Material for this exercise: Begin
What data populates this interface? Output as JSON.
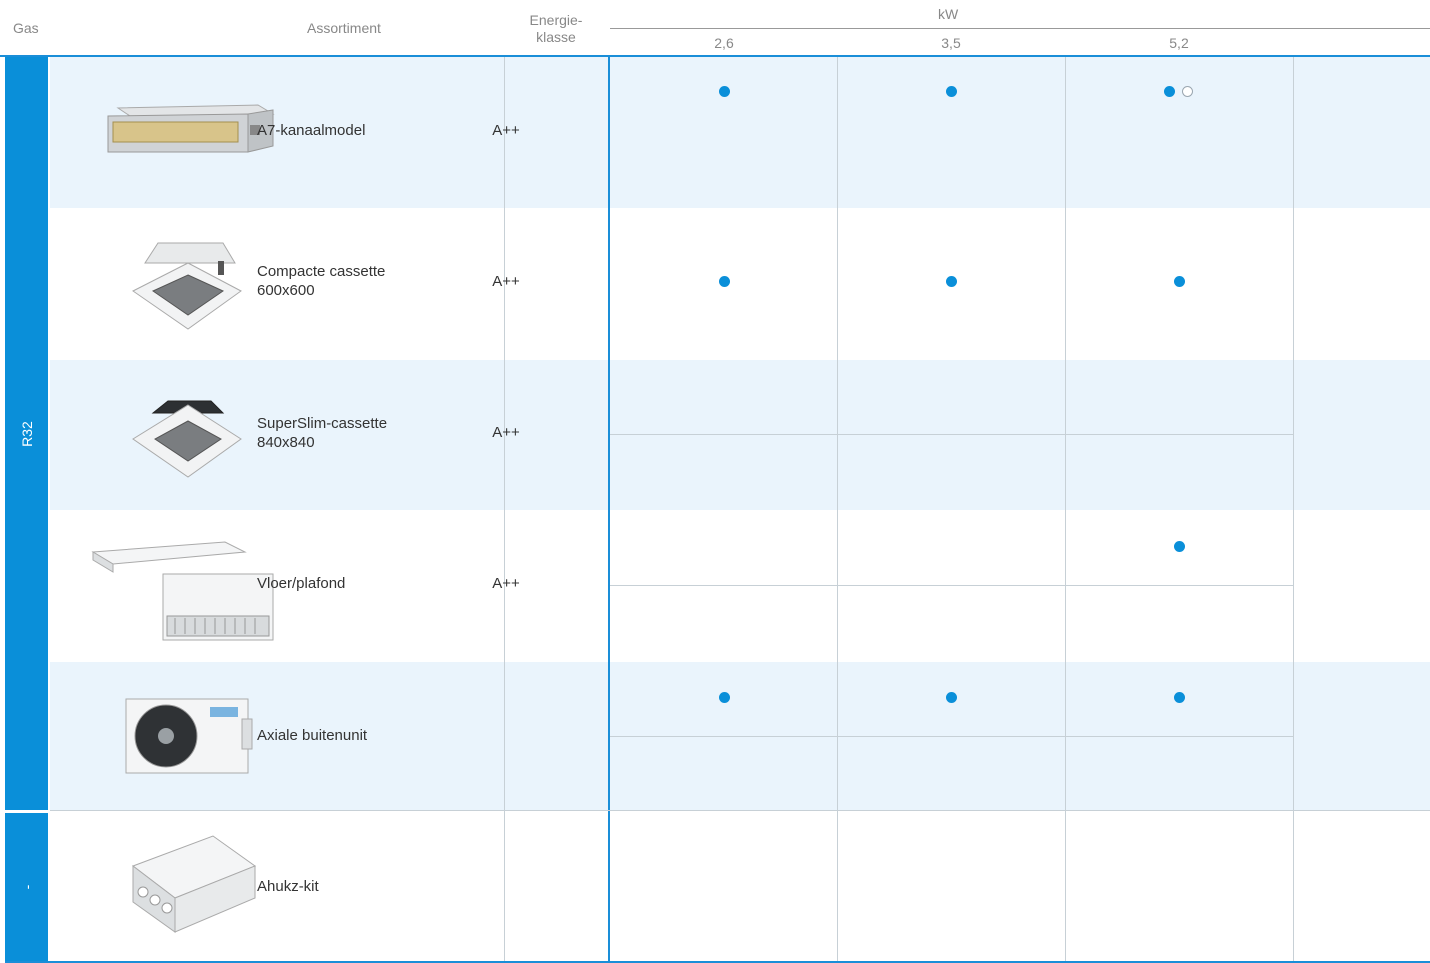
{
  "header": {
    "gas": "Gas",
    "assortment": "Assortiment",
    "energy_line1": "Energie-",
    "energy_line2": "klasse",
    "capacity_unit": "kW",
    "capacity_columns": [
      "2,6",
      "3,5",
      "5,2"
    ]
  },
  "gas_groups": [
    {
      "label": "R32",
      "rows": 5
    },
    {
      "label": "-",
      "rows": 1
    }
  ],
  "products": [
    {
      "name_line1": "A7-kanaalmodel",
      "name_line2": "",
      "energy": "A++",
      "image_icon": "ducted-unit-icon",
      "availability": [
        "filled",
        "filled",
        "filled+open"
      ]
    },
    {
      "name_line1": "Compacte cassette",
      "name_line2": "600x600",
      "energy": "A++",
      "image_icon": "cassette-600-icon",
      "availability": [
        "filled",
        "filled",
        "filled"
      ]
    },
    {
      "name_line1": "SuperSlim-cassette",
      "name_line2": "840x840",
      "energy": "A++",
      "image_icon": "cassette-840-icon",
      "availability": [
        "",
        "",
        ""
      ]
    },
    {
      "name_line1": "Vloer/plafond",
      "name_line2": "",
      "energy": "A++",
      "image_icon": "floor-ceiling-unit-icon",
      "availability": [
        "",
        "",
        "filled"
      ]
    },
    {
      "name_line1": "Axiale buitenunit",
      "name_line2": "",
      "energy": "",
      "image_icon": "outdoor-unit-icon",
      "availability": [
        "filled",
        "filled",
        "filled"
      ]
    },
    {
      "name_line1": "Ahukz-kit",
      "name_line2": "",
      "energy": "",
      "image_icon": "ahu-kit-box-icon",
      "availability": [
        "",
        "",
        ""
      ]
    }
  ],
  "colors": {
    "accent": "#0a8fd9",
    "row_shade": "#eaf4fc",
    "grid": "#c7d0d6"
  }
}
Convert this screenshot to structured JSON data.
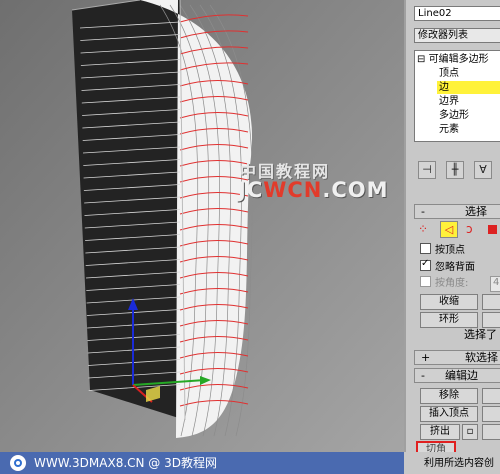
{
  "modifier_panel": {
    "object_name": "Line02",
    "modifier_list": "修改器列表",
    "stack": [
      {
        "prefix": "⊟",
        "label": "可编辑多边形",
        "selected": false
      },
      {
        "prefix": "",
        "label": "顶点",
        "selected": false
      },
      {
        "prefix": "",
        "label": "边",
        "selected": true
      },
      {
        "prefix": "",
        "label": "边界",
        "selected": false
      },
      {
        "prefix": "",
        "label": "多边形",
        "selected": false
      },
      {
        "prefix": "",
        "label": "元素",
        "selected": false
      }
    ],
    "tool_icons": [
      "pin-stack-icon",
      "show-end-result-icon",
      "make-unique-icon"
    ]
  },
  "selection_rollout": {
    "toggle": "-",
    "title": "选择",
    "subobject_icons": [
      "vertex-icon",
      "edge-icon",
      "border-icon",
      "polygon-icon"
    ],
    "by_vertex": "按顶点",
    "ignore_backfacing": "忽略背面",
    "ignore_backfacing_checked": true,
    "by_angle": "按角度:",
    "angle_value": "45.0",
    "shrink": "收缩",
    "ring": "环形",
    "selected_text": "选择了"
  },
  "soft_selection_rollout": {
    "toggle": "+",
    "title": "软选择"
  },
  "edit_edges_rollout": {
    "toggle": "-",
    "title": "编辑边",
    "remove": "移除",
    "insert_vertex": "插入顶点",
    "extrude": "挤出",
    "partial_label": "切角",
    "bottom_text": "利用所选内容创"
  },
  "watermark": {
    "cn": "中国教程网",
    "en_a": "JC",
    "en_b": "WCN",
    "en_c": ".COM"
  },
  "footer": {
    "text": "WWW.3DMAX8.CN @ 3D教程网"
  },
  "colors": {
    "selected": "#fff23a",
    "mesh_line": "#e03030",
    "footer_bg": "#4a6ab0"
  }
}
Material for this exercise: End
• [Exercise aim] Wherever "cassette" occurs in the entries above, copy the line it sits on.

• [Output for this exercise]
      "name_line1": "Compacte cassette",
      "image_icon": "cassette-600-icon",
      "name_line1": "SuperSlim-cassette",
      "image_icon": "cassette-840-icon",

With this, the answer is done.